It’s time we get creative with solutions.
- California — with estimates of COVID-19 infection expected to be as high as 56 per cent among the homeless population, local authorities have started to respond. California Governor Gavin Newsom allocated $150 million to help move the homeless into sheltered spaces.
- Edmonton — the local EXPO centre opened on March 24 to serve as a temporary overflow shelter. People like Tim are now being directed here to self-isolate and wait for results instead of taking up limited hospital beds. Space is also available during the day for appropriate physical distancing for individuals without any symptoms.
- Montreal – the city is converting the old Royal Victoria Hospital to a COVID-19 isolation unit for homeless individuals.
- Toronto and Calgary — these cities are in the process of organizing underutilized motel and hotel rooms to assist with self-isolation and physical distancing for homeless individuals. But this is just the beginning of a solution and cannot be implemented until meals, medications and harm reduction services are funded and coordinated.
- Virtual technologies are also being used by clinicians in some areas to deliver care to the homeless, but this only supports a subset of people with reliable internet and smartphone access.
There is no precedent for these uncertain times, and as such, our solutions will require unconventional approaches.
Furthermore, recognizing that people experiencing homelessness are at increased risk for contracting COVID-19, increasing testing access and resources will also go a long way towards flattening the curve. Without addressing current living situations, in all communities, physical distancing will not be effective.
One has to wonder, would we be in this situation now if every Canadian had access to affordable, safe and high-quality housing to begin with?

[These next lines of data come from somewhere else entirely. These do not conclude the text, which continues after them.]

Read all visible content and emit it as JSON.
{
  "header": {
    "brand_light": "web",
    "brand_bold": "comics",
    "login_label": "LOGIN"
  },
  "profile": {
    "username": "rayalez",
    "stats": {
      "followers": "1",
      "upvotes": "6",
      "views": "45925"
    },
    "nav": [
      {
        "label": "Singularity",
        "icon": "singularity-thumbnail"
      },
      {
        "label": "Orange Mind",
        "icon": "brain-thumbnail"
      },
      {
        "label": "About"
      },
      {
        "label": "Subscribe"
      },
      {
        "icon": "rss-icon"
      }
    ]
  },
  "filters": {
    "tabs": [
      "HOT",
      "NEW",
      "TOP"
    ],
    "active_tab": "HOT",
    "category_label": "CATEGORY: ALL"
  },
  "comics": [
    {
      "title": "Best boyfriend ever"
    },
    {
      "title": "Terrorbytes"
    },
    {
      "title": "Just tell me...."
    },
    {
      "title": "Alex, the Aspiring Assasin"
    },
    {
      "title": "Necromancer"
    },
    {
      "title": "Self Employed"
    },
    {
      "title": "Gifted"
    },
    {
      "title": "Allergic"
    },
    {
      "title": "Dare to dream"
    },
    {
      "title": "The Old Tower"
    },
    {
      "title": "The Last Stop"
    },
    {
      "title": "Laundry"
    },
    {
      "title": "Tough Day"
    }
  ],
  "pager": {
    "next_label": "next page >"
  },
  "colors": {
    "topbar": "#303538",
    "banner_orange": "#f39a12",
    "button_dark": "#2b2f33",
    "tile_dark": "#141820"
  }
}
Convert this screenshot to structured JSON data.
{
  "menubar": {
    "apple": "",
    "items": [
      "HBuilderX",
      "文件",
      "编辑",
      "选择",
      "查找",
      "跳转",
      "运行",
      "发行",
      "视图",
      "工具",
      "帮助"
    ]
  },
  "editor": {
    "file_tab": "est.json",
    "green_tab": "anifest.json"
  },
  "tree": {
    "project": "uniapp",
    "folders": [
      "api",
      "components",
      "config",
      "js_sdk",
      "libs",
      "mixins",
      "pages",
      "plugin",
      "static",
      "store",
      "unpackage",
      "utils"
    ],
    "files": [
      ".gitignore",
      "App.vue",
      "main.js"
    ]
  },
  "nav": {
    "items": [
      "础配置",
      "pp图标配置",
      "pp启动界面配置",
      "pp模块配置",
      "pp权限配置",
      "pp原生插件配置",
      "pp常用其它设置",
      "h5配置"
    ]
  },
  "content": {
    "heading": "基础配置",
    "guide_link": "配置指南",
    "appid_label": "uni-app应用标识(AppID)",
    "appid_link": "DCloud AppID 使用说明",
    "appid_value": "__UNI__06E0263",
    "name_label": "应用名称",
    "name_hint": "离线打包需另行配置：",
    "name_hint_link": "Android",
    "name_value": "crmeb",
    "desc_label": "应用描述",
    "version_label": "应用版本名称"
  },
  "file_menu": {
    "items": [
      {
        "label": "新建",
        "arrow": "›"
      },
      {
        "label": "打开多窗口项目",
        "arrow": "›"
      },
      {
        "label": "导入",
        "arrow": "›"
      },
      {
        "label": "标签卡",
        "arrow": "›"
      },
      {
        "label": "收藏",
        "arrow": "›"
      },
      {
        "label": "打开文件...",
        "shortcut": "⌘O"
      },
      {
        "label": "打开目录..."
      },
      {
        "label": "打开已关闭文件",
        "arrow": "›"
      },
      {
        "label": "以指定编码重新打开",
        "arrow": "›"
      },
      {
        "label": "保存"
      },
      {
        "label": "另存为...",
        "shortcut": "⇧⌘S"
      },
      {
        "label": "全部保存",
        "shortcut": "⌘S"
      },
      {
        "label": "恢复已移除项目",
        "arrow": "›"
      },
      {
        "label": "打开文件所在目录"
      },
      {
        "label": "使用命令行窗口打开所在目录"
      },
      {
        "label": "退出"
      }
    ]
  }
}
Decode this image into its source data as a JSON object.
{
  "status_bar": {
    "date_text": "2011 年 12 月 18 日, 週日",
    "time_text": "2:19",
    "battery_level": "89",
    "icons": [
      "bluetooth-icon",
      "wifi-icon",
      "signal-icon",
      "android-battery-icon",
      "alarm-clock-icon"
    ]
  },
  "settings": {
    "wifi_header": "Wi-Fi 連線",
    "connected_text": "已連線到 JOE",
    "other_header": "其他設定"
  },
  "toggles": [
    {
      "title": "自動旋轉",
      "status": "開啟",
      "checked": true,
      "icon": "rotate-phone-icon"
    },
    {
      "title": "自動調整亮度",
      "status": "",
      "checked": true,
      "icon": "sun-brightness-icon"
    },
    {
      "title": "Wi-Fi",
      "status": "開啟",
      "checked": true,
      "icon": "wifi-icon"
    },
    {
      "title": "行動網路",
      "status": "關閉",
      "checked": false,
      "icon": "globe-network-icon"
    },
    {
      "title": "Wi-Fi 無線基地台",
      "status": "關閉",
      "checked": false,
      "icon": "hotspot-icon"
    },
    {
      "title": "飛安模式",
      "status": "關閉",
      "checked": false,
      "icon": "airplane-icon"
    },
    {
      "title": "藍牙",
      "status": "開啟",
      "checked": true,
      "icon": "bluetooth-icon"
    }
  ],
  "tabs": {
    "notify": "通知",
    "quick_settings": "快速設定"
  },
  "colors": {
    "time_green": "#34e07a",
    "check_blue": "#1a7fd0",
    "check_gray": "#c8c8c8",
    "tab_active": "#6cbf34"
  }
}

Whatever solutions we come up with should undoubtedly be rooted in the spirit of ending the homelessness crisis for good, well beyond the span of the pandemic, because housing is a fundamental human right.
Inherently, we will need political will and leadership to mobilize resources and find solutions for implementation, both short and long-term, by our communities, health authorities and governments.
Jaspreet Khangura is an emergency physician at an inner city hospital and trauma centre in Edmonton Alberta (Twitter: @JK_Khangura).
Meera Burns is a palliative care physician, general internist and health journalist in Toronto, Ontario (Twitter: @DrMeeraDalal).
Naheed Dosani is a palliative care physician providing care for homeless & vulnerably housed populations in Toronto (Twitter: @NaheedD).
Sahil Gupta is an emergency physician and health journalist in Toronto (Twitter: @bysahilgupta)